As a doctoral student in an intrinsically interdisciplinary program, you do not follow a set curriculum but are guided by your own Program Plan – your self-created guide to your studies. In your first term, you will enrol in the program’s one required course: ENVS 8102, the PhD seminar. Working with the seminar collective and your assigned Interim Advisor, you will develop the initial version of your Plan, which will include brief statements about:
- the personal context of your inquiry
- your current research interests
- key terms and definitions
- related tensions and questions
- your comprehensive areas
Through refining, elaborating and following your plan, you will progress to the next stage of your studies. As part of this process you may choose to take courses in the Faculty, in other graduate programs at York, or, with approval, at other universities. You may also participate in other educational experiences that will help you achieve your intellectual goals.
In consultation with your Advisor, you are encouraged to read and explore in a wide but focused way, and to learn to draw out prevailing themes, issues and debates. Given the interdisciplinary nature of the Faculty and diversity of Program Plans, the comprehensive exams can take many forms. Usually students focus on two to four comprehensive areas, one of which may be methodological. However, there are no set areas – instead, these are defined through the development of your Program Plan and in discussion with your Advisory Committee members.

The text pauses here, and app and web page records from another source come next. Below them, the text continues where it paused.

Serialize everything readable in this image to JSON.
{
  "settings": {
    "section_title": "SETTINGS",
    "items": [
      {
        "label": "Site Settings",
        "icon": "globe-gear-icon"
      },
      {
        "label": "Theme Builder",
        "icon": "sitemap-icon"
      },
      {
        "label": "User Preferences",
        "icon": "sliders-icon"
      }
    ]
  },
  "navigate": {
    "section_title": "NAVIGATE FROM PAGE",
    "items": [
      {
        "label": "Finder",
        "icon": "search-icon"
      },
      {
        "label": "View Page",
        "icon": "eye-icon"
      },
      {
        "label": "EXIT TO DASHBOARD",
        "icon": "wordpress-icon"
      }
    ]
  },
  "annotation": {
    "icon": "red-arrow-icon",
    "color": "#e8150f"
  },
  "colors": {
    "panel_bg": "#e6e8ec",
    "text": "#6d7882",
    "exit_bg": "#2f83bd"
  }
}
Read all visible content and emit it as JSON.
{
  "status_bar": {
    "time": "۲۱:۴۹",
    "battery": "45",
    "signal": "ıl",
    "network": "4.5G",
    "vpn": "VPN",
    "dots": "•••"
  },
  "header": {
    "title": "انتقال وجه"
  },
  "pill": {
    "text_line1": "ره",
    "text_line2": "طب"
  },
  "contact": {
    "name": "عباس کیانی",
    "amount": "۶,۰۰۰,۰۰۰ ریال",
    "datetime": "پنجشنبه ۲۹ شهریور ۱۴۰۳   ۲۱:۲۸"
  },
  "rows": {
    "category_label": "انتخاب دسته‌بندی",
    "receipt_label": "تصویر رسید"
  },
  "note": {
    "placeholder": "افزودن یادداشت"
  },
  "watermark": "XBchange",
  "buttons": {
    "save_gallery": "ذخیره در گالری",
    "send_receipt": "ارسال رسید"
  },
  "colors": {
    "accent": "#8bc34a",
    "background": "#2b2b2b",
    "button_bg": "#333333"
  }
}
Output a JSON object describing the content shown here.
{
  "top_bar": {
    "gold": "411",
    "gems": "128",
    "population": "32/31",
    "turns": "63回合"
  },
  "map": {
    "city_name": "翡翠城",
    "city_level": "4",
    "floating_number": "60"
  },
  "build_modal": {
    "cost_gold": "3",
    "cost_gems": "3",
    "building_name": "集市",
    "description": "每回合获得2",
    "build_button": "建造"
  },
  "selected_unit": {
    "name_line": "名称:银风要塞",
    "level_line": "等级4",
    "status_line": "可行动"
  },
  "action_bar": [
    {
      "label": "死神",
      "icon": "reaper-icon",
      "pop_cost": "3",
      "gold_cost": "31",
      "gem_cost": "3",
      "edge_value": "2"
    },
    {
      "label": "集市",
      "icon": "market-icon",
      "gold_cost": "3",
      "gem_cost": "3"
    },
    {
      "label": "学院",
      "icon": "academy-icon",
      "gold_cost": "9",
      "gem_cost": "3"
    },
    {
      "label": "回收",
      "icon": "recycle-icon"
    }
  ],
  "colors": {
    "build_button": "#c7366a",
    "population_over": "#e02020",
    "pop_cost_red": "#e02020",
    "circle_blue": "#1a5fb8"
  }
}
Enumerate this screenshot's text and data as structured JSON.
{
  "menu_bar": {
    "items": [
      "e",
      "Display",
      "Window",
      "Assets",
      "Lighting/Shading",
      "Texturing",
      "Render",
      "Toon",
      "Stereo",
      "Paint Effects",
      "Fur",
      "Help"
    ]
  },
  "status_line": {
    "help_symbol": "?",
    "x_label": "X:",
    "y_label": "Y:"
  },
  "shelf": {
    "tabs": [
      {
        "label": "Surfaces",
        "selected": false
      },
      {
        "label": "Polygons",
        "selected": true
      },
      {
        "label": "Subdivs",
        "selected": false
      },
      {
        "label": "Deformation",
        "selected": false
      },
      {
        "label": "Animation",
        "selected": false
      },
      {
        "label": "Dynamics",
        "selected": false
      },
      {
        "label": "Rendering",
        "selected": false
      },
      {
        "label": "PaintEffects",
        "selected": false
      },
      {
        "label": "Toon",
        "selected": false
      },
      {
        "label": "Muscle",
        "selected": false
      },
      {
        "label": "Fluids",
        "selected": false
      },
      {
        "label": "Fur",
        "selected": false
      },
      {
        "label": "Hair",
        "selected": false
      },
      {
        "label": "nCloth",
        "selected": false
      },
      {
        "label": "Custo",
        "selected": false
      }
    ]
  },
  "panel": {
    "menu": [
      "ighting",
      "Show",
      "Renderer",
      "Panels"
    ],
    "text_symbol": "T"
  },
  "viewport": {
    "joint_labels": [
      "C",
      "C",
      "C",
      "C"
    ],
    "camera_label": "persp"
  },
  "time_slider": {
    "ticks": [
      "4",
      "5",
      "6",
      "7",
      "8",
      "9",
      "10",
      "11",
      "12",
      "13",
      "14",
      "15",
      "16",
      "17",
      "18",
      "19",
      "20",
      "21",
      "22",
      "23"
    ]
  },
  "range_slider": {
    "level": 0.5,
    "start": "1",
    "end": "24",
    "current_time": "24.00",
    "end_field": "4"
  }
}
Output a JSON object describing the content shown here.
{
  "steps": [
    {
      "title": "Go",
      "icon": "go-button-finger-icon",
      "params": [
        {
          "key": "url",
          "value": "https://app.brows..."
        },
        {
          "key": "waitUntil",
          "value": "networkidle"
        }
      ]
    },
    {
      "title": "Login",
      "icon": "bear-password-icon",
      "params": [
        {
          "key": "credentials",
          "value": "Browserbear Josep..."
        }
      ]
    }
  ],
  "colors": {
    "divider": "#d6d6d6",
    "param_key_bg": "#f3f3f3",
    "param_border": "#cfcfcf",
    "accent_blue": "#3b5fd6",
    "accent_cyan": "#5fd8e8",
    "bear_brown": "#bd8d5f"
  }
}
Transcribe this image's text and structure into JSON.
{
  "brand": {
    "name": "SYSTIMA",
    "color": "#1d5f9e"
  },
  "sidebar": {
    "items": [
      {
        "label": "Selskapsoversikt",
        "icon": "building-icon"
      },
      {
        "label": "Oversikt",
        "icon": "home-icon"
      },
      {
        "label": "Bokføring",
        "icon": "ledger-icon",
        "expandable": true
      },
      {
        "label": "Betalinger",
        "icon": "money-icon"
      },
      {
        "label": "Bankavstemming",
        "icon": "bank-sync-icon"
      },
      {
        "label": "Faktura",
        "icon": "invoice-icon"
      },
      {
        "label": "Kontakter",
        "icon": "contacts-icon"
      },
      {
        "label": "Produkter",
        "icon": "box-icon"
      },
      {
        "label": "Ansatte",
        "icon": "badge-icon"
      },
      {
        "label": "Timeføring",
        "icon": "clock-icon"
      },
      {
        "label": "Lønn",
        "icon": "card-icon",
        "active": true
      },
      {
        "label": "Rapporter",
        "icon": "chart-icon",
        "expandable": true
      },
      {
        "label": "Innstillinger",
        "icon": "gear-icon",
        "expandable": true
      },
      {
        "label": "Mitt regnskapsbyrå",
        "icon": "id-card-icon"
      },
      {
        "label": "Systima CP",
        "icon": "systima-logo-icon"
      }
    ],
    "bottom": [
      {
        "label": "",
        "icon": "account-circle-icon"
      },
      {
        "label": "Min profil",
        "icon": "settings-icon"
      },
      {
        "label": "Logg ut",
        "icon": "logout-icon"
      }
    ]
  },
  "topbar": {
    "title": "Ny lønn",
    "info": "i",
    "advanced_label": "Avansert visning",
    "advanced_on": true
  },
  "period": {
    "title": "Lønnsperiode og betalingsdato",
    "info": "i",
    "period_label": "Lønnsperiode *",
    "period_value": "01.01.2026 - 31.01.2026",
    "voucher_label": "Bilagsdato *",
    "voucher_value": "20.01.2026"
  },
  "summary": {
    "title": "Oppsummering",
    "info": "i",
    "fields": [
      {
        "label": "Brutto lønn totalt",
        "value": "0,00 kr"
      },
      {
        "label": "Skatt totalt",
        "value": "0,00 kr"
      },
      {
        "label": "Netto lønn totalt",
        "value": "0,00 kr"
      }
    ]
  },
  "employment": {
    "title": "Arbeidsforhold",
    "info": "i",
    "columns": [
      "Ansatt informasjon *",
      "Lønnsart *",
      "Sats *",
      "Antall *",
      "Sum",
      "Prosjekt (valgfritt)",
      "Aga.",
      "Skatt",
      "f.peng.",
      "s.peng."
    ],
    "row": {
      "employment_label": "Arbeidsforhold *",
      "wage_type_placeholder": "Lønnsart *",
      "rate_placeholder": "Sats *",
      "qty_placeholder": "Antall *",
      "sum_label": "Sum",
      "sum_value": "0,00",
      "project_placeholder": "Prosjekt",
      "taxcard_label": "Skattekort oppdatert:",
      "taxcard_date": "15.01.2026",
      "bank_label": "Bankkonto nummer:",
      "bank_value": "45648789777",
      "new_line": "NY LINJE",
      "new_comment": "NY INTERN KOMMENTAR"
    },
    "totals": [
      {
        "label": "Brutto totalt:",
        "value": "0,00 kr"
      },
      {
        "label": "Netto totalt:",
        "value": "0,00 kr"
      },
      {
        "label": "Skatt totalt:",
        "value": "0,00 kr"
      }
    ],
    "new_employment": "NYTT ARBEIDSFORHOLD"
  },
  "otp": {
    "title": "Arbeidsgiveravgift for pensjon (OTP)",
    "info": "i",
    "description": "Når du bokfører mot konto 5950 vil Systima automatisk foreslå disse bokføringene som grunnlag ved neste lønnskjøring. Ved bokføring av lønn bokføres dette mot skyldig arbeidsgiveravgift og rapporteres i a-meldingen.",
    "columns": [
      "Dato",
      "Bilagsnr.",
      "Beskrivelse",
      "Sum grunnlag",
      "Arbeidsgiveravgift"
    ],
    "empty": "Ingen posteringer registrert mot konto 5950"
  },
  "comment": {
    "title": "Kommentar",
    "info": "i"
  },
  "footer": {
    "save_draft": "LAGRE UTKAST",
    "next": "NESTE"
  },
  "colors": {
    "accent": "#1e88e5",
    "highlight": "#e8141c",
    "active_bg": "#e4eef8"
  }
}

You will research and write your dissertation under the guidance of your Supervisor and Supervisory Committee.